◆ Your instructions:
When you come to the line with "Serialize everything readable", begin repeating; continue exactly through the final line of the records and include nothing from before.

◆ Records supplied:
◆ ◆ ◆ ◆ ◆
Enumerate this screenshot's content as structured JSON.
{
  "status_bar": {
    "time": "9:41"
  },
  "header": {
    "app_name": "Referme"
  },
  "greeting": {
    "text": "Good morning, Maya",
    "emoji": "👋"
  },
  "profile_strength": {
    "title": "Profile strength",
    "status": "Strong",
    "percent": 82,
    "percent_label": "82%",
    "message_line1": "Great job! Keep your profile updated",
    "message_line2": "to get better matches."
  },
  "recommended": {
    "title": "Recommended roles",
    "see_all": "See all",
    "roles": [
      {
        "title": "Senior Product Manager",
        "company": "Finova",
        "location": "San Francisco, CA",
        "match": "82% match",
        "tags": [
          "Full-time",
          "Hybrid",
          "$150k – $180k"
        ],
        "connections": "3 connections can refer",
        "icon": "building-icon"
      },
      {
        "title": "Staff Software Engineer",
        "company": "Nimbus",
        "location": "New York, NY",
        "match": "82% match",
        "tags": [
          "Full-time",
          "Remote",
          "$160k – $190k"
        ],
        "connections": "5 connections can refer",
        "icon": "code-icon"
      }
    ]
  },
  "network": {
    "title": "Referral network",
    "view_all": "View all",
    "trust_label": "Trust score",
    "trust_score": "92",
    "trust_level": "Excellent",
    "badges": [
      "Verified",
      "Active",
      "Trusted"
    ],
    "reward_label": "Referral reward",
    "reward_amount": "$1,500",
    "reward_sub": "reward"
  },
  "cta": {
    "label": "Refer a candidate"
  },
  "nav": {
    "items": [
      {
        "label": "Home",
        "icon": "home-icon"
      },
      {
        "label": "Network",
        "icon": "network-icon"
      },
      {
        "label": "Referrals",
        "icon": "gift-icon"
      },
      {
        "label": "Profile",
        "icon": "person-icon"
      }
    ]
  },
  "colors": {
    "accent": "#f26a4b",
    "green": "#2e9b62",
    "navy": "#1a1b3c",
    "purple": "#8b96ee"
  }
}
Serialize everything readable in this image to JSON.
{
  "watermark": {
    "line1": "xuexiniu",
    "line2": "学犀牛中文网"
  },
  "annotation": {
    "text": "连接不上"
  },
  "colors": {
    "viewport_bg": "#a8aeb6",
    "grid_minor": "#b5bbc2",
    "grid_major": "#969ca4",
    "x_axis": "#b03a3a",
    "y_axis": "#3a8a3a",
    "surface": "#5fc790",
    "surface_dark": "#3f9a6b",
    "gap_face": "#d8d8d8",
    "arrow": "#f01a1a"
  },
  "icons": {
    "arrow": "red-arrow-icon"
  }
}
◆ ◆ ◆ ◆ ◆
◆ Response area:
Serialize everything readable in this image to JSON.
{
  "watermark": {
    "line1": "xuexiniu",
    "line2": "学犀牛中文网"
  },
  "annotation": {
    "text": "连接不上"
  },
  "colors": {
    "viewport_bg": "#a8aeb6",
    "grid_minor": "#b5bbc2",
    "grid_major": "#969ca4",
    "x_axis": "#b03a3a",
    "y_axis": "#3a8a3a",
    "surface": "#5fc790",
    "surface_dark": "#3f9a6b",
    "gap_face": "#d8d8d8",
    "arrow": "#f01a1a"
  },
  "icons": {
    "arrow": "red-arrow-icon"
  }
}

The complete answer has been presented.